A famous example of an entertainer turned politician is Arnold Schwarzenegger of the Terminator Trilogy fame. In 1990, President George H.W. Bush appointed him to the President’s Council on Physical Fitness and Sports, in which he served from 1990 to 1993. He was Chairman of the California Governor’s Council on Physical Fitness and Sports under Governor Pete Wilson and in 2003, he won the recall election against Governor Davis to become the Governor of California. Schwarzenegger was then re-elected in California’s 2006 gubernatorial election, to serve a full term as governor, defeating Democrat Phil Angelides, who was California State Treasurer at the time. However, his approval ratings hit an all-time low of 27% in 2009 and 22% when he left office in 2011, with a state budget deficit of $28 billion.
Another example of an actor turned politician is Ronald Reagan. Ronald Reagan initially chose a career in entertainment, appearing in more than 50 films. While in Hollywood, he served as president of the Screen Actor’s Guild. In 1964, he began his political career as a Democrat. He announced in late 1965 his campaign for Governor of California. Ronald Reagan accomplished in 1966 what US Senator William F. Knowland in 1958 and former Vice-President Richard M. Nixon in 1962 had tried: he was elected, defeating two-term governor Edmund G. “Pat” Brown, and was sworn in on January 2, 1967. Shortly after the beginning of his term, Reagan tested the presidential waters in 1968. He was re-elected Governor in 1970. Reagan became president in 1981 and served for two terms.
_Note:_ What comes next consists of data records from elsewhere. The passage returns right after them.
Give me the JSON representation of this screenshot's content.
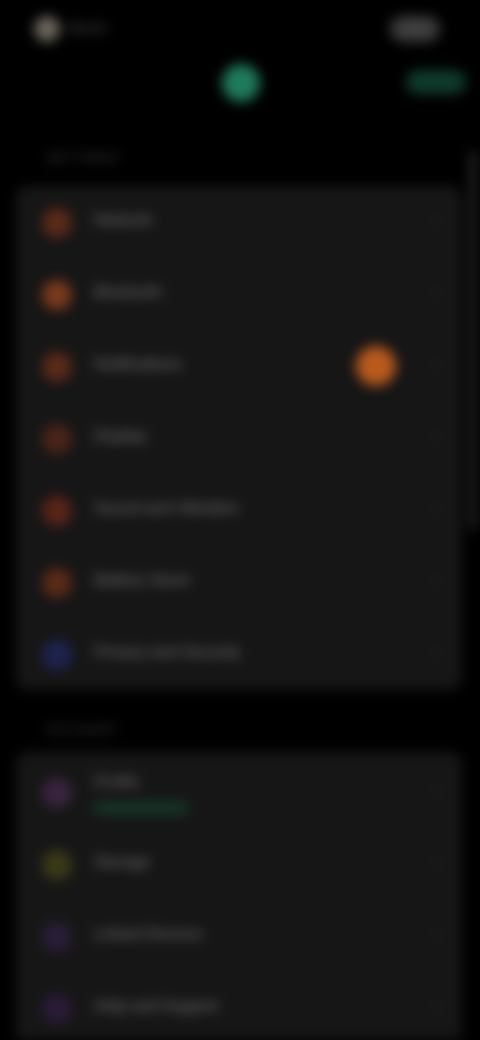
{
  "header": {
    "app_name": "Mesh",
    "action_label": "Edit"
  },
  "section1": {
    "title": "Settings",
    "items": [
      {
        "label": "Network",
        "icon": "network-icon",
        "color": "#5a2a18"
      },
      {
        "label": "Bluetooth",
        "icon": "bluetooth-icon",
        "color": "#7a3a1c"
      },
      {
        "label": "Notifications",
        "icon": "bell-icon",
        "color": "#5a2a18",
        "badge": true
      },
      {
        "label": "Display",
        "icon": "display-icon",
        "color": "#4a2418"
      },
      {
        "label": "Sound and Vibration",
        "icon": "sound-icon",
        "color": "#5a2418"
      },
      {
        "label": "Battery Saver",
        "icon": "battery-icon",
        "color": "#5a2a18"
      },
      {
        "label": "Privacy and Security",
        "icon": "shield-icon",
        "color": "#1e2350"
      }
    ]
  },
  "section2": {
    "title": "Account",
    "items": [
      {
        "label": "Profile",
        "icon": "user-icon",
        "color": "#3a2440",
        "sub": true
      },
      {
        "label": "Storage",
        "icon": "storage-icon",
        "color": "#3a3a18"
      },
      {
        "label": "Linked Devices",
        "icon": "devices-icon",
        "color": "#2a1e38"
      },
      {
        "label": "Help and Support",
        "icon": "help-icon",
        "color": "#2a1a38"
      }
    ]
  }
}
His approval ratings in 1988, shortly before he left office, were at 63%.
So, can personal branding readily translate to political success? Here are a few considerations:
- The political system must be mature enough to give political neophytes a shot. The rules must be clear and celebrities must meet the requirements.
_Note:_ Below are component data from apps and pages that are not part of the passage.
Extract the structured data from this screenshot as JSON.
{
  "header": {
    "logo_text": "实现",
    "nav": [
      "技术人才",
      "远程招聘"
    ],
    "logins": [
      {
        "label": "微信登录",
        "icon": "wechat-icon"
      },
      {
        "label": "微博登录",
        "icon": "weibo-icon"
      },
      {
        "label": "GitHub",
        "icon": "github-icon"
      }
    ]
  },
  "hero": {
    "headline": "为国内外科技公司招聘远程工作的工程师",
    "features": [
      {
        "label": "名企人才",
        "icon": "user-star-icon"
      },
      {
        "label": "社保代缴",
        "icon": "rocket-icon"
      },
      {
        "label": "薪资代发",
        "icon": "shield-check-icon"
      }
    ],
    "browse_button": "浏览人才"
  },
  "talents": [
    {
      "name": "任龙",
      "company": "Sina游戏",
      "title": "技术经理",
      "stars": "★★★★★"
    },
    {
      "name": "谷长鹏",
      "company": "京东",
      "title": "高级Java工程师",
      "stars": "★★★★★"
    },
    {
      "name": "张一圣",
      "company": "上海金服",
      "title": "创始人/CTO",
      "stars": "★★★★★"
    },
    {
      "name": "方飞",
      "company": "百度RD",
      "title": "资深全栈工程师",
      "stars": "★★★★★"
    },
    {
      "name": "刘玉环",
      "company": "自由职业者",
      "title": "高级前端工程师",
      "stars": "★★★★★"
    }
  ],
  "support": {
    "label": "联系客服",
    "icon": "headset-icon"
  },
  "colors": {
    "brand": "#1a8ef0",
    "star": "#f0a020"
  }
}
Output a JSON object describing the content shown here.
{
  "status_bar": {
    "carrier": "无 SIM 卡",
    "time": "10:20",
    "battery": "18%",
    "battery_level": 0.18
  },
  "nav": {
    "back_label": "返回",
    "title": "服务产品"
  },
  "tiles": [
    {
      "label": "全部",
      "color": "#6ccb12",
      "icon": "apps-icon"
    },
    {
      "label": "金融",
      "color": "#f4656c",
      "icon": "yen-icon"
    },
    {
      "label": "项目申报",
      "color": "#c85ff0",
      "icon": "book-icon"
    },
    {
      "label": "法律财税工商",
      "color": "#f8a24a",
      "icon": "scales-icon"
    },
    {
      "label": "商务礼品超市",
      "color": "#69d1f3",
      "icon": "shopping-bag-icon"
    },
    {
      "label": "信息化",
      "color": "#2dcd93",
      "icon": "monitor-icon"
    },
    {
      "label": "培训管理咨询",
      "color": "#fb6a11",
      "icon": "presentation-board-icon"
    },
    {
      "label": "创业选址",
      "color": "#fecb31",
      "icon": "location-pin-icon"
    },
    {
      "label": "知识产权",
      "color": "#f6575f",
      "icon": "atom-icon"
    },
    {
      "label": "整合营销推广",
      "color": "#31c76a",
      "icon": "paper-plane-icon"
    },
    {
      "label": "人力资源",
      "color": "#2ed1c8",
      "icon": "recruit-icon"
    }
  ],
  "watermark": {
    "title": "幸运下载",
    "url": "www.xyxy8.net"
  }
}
In 2001, Wyclef Jean, a Haitian rapper, musician and actor established “Yéle Haiti” a charitable organisation known legally as the Wyclef Jean Foundation and incorporated in Illinois. The foundation became active in the aftermath of 2004’s Hurricane Jeanne, when it provided scholarships to 3,600 children in Gonaïves, Haiti with funding from Comcel. On August 5, 2010, he announced his bid to run for President but on August 20, 2010, his bid for candidacy was rejected by Haiti’s Provisional Electoral Council. He was turned down because he did not meet the residency requirement of having lived in Haiti for five years before the November 28 election.
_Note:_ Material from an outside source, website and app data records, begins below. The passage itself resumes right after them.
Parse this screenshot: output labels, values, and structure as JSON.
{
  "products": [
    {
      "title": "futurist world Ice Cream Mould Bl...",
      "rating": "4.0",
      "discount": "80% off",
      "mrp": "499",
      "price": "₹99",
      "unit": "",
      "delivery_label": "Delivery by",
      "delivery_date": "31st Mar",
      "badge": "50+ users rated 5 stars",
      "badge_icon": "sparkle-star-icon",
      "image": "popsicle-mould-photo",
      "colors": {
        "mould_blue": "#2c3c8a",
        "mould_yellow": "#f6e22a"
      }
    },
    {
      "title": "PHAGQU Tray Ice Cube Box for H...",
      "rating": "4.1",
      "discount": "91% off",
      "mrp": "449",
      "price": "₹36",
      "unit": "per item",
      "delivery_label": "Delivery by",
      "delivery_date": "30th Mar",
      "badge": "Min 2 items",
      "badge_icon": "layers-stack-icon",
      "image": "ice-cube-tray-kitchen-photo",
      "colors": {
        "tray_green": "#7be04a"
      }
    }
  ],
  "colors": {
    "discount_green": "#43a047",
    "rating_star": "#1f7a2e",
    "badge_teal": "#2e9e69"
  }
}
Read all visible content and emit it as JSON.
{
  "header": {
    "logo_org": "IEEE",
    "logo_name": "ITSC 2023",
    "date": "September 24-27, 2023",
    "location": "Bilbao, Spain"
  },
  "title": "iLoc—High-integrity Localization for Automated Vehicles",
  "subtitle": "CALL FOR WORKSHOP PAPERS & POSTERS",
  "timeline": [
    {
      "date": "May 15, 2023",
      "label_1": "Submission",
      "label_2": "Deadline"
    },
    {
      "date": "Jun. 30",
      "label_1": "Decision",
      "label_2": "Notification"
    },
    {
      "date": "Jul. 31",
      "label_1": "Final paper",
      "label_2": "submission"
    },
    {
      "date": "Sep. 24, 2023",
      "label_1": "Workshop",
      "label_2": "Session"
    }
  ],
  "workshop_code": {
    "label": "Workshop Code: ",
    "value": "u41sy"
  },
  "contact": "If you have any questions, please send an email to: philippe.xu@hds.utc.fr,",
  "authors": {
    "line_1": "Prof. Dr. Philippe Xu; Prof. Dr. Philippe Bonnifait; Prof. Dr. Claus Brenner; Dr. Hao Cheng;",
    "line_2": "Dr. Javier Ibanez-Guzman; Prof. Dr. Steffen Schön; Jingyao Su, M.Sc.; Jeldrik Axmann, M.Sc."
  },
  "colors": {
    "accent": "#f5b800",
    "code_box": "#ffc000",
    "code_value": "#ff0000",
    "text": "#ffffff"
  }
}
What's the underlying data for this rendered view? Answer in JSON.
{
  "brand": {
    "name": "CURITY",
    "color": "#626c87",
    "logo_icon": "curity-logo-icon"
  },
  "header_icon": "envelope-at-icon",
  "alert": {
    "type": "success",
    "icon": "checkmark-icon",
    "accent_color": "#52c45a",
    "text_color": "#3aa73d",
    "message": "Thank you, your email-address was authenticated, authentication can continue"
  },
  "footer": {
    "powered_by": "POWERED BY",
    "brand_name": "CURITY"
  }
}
- Making the leap to politics takes a lot of planning no matter how strong a personal brand is.
Voters need to buy into the ideas and promises of celebrities. Volunteers must be organised and political apparatuses set up.
- Celebrities must have a clear and working knowledge of the issues and challenges faced by their would-be constituents.
To succeed in politics, Nigerian celebrities will need to address all three of the foregoing considerations and add a big dose of tenacity to garner the political equity required to successfully run for or perform well in office.
Sometimes, celebrities are called upon to play the role of technocrat and not politician like Richard Mofe Damijo (RMD), in the role of Commissioner for Culture and Tourism in Delta State or Weird MC, vigorous campaigner for Rauf Aregbesola, Governor of Osun State and a Special Assistant for Culture and Tourism.
In conclusion, a strong personal brand is potent political equity and is an incredible asset if parlayed alongside other political structures.